My good friend Ross came to Japan a couple weeks ago to visit a few cities and, mainly, to ski. I went to go meet him in Tokyo and while we were checking out the shrine at Meijijingu we happened upon a huge hanami at Yoyogi park. The whole park was in blossom and there were families everywhere sitting on blue tarps, drinking wine and sake, taking photos and playing music from portable stereos.
We did the same thing again the following week near Ueno in Tokyo with my friend Hiroko. It was great fun. We met a bunch of new people and ended up at a small house party afterwards. The next week in Hiroshima we went to Koba rock bar and the owner, Bom, invited us to his hanami party the next day. This was the hardest partying hanami of the three we had been to. It took place right along one of the beautiful canals only a few hundred metres from where the atomic bomb was dropped.
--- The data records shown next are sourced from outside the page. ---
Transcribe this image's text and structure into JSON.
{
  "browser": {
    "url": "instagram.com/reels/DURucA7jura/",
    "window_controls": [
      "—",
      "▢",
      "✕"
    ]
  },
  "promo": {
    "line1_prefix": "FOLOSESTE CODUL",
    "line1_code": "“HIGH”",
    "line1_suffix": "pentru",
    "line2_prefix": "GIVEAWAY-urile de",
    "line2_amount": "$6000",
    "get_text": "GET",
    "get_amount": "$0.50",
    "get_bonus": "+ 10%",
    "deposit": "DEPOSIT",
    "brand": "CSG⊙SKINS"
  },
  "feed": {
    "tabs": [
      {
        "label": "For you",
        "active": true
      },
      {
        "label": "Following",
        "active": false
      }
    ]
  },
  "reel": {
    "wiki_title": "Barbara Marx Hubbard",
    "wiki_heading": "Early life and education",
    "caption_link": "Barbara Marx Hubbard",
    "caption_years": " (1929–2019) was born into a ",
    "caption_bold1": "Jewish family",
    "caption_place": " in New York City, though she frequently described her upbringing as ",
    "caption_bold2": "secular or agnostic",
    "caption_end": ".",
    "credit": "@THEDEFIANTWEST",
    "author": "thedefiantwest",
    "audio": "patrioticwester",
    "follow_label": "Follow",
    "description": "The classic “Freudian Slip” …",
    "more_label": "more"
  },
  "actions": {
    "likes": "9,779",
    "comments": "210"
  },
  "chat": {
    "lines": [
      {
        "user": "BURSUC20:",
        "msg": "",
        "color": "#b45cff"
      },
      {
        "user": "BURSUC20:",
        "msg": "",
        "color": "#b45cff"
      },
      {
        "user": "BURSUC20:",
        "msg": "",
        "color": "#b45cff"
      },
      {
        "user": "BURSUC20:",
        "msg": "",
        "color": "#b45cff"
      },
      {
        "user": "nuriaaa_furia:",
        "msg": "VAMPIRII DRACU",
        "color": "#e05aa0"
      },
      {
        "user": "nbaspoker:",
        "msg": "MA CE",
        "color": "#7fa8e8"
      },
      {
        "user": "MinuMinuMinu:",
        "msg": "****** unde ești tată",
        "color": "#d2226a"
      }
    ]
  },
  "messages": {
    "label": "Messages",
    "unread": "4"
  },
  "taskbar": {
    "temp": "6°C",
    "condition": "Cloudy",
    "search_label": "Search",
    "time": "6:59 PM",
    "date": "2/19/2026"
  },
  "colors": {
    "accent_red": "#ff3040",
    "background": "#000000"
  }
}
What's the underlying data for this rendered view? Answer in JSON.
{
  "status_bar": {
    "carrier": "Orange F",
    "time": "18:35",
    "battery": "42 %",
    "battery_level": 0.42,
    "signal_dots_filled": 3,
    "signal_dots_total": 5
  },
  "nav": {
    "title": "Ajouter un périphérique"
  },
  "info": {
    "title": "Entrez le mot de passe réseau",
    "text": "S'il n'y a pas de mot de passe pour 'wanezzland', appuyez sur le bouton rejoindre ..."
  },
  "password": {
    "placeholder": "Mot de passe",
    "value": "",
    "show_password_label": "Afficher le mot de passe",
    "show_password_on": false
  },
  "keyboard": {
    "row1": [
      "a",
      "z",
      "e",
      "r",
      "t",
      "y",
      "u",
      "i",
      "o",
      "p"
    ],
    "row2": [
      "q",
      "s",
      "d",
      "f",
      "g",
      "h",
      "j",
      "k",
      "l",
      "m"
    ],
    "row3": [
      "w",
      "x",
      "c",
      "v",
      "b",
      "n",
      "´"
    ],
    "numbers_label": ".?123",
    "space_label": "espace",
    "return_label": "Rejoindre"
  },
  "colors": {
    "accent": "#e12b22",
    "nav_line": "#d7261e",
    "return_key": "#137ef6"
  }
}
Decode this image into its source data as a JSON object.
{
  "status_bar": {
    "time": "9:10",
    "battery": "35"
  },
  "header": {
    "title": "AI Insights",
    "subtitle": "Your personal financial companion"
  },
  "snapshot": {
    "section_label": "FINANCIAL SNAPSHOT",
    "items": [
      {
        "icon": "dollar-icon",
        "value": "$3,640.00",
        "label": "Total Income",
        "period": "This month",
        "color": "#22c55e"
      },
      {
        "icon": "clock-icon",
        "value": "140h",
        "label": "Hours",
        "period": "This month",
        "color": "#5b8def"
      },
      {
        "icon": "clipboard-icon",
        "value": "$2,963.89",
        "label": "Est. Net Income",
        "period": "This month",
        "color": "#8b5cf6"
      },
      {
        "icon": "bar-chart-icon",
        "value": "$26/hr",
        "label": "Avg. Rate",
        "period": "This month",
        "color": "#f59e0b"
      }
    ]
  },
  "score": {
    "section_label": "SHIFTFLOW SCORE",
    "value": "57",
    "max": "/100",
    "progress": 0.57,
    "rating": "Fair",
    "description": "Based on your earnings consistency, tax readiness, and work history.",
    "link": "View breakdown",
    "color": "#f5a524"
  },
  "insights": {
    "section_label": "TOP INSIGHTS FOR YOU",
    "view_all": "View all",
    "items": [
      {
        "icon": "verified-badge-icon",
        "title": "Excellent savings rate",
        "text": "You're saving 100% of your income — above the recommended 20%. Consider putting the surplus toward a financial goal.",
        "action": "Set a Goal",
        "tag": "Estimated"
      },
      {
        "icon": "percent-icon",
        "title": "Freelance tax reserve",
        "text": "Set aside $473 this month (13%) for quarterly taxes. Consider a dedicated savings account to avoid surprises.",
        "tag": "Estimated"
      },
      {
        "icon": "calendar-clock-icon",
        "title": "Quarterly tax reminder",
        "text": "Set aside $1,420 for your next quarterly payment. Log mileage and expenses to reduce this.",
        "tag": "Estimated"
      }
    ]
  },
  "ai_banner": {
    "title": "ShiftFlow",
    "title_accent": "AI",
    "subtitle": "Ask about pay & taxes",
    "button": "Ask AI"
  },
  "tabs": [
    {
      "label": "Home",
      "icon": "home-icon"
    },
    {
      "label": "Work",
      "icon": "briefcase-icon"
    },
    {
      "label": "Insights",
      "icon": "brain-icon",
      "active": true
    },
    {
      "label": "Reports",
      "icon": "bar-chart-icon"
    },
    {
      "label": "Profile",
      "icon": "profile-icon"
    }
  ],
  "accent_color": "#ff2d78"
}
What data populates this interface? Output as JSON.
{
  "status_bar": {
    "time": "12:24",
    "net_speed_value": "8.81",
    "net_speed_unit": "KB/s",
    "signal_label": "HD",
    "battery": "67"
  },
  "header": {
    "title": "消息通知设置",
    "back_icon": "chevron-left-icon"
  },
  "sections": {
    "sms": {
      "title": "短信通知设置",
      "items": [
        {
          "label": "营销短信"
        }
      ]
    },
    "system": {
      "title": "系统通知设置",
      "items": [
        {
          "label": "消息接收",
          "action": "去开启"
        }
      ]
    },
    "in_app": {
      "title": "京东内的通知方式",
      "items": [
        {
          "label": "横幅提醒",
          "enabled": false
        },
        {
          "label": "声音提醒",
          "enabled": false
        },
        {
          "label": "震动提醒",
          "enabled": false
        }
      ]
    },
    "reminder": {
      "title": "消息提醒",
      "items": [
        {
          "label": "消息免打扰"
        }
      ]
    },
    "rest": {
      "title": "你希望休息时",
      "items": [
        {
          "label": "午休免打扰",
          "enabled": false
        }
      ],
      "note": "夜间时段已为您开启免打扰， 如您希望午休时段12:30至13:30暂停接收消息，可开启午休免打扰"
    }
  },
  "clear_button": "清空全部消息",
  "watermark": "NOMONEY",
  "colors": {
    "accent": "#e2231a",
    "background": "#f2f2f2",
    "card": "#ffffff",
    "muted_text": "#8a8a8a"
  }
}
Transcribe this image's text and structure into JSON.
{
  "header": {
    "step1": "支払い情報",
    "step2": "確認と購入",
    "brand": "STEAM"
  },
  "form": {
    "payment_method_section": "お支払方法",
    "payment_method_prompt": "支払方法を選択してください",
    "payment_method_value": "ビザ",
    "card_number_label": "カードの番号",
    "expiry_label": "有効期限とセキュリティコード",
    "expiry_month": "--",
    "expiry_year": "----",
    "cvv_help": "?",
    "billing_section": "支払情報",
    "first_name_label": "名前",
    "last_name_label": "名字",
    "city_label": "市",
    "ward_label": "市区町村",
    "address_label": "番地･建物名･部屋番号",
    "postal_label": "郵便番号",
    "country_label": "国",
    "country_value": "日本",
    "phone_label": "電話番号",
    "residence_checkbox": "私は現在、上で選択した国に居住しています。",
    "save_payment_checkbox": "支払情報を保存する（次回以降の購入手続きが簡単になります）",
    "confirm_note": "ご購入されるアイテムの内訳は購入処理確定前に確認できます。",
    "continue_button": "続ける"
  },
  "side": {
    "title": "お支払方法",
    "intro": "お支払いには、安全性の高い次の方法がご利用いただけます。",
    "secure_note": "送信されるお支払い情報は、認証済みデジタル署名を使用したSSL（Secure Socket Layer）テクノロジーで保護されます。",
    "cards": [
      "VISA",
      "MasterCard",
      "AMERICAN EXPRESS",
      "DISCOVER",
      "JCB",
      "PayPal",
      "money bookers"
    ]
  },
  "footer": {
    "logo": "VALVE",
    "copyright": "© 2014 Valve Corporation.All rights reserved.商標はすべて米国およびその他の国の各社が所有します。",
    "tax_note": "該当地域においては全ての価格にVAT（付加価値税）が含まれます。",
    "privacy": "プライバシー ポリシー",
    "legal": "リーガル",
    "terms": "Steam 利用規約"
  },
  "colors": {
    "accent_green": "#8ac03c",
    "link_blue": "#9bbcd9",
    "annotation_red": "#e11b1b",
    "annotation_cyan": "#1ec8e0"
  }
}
My 4th hanami of the season was at Takada castle. Japanese castles usually involve a large square moat with a high rock wall and the castle is really more of a multi-story wooden house than a stone European-style castle. The huge grounds of the castle had 4000 cherry trees in a beautiful white blossom and many of them were lit up with pink or purple lights. It was a really stunning sight and ripe for photo taking. Apparently the rest of Niigata prefecture thinks so too as it was overwhelmingly busy. The main difference between this and the other hanami I had seen was 200 or so vendors of food and alcohol and cake-on-a-stick, which had a line of about 50 people. Sadly I never got my cake-on-a-stick and had to settle for meat-on-a-stick.